Real estate business activities in a higher-rate environment can be intimidating to some investors because they have to pay higher interest rates and take lower profits. In general, the higher the interest rates, the more problematic they become for investment income.
As future homeowners are now facing competition from large corporations, finding a house becomes even more difficult. The bigger players keep outbidding and pricing out many future single-family home buyers. As a result, more and more people opt for the rental of property.
A rental property becomes an asset if it generates income—through rental income. Because economic activity pushes rents up, financial institutions hedge against inflation or leverage it to their advantage
Rents will rise in the event of high inflation, according to countless studies. As a result, cash flow increases. Compared to other commodities like food prices and energy prices, rent can be even more expensive.
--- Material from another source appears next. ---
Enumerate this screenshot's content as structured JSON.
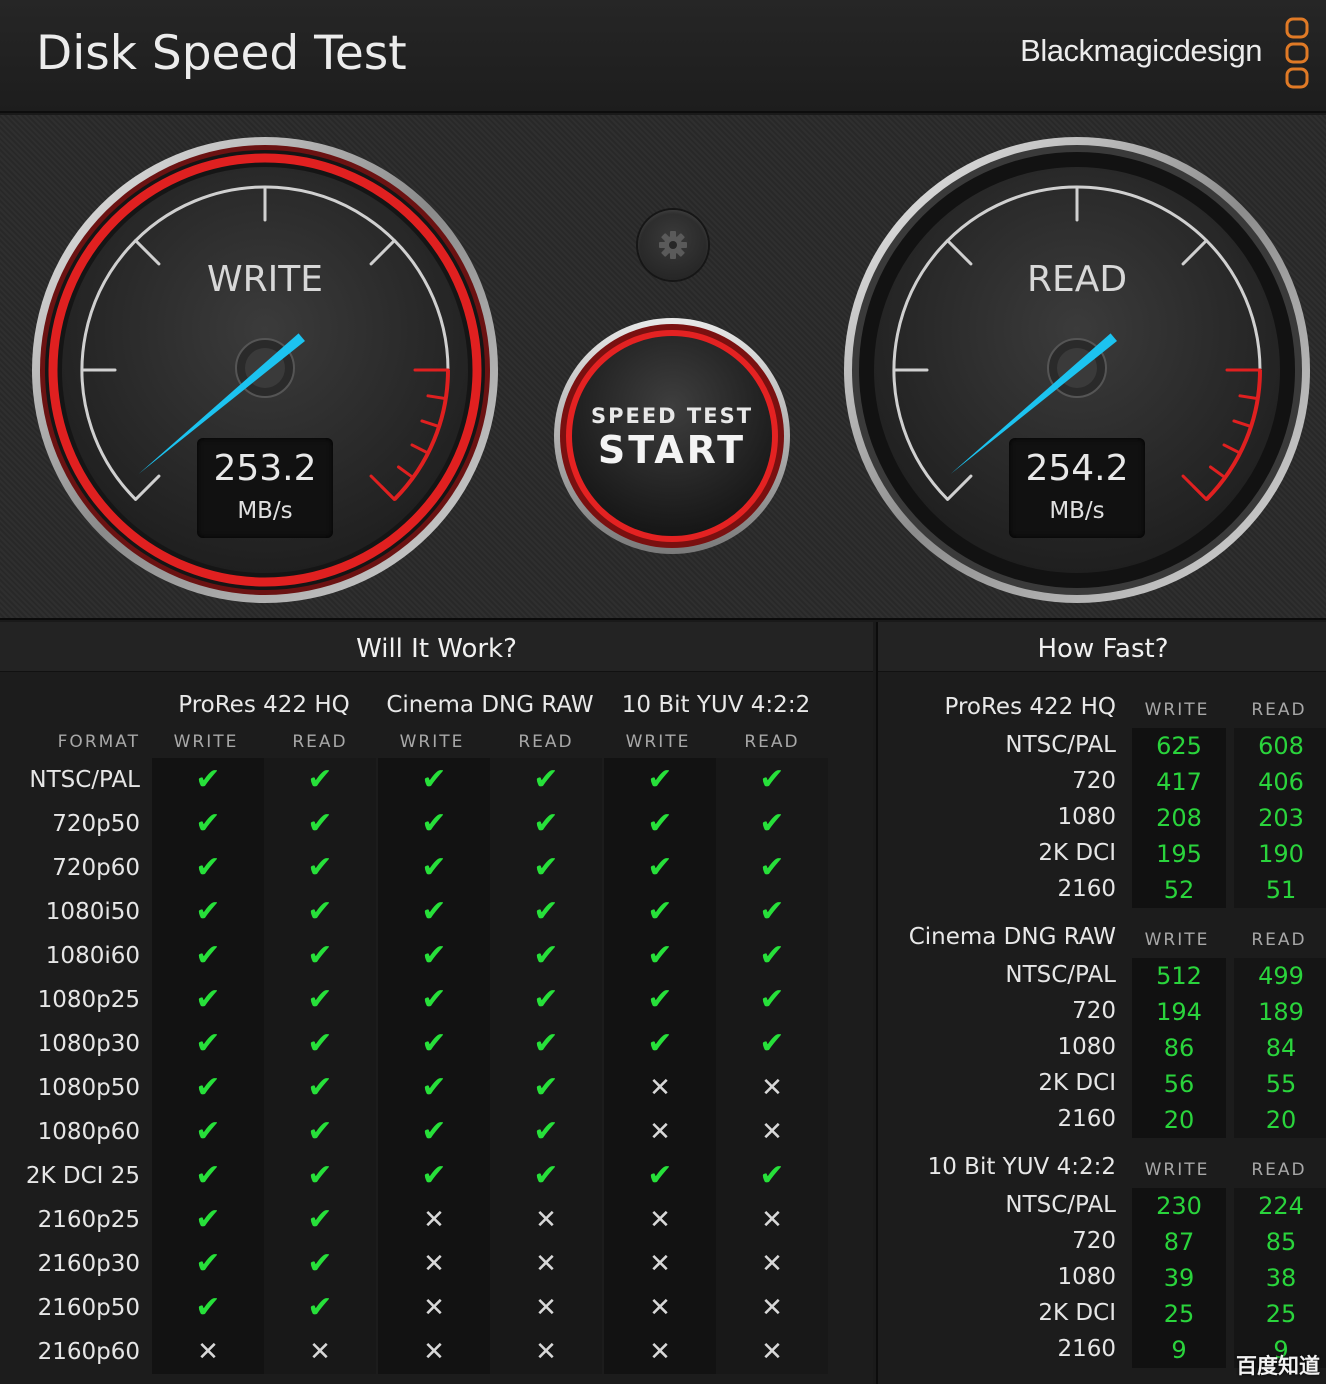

During times of rising interest rates, many real estate investors switch back to long-term bonds and mortgage-backed securities. The reason for this is that investors believe they will be able to earn higher returns with high-yield bonds than with real estate investments. As a result, many investors consider higher interest rates a hindrance to a healthy investment income.
As a result, many of them turn to other assets like bonds to protect themselves. Although many people consider bonds to be safer investments, their rates of return can be low over time as well. Therefore, switching to bonds during times of higher interest rates in financial markets does not, by any means, ensure higher returns and may even be a mistake.
Investing in genuine real estate property investment results in property appreciation and cash flow—in the sense that you are adding passive cash flow to your current-year net income. Investing in real estate is a great investment due to its superior returns over other asset classes. However, you should be careful not to park your money in wasteful investments.
The idea is to have your property work for you, not the other way around. A reliable commodity that outperforms recessions is real estate.
There can be an impact on real property development from upward pressure on the annual rate of real gross domestic product (GDP) growth, especially for materials such as construction materials, petrol, energy, and other similar items. As a result, the cost of capital needed for a single activity may become more expensive.
However, even if the cost of all materials rises, the benefits of inflation exceed the drawbacks from the standpoint of a real estate investor.
Passive investments in real estate can generate financial assets over time without the hassle of managing real property developments or landlord responsibilities.
However, high-interest rates pose a threat to investors because they will raise the cost of borrowing, reducing cash flow and demand for rental activities. When investors understand how economic factors impact their investments, they can make more informed decisions.
The development of real estate becomes more expensive as a result. Real estate investors who do their due diligence and puts their portfolio at risk of inflationary pressures could benefit more than they could lose from economic downturns.
There is no need to worry about passive real estate investment since Saint Investment Group provides all the information you need. As a real estate firm, we offer investment opportunities in passive opportunities to a select group of investors. Our business is our life, and we dedicate a lot of time to finding potential markets, securing great deals, and implementing our vision for our clients.As a long-term wealth builder, we are passionate about the process and want to offer you the opportunity to do that with us. Our team can answer any questions you have about interest rates and passive real estate investing by sending an email to firstname.lastname@example.org or by calling us at 949-881-7128 at Saint Investment Group today!
A master in Investment, Marketing, and Capital Raising.
Nic has honed his focus on the Real Estate and debt markets with Saint Investment Group and pursues large-scale Distressed Asset purchases with his partners and syndications.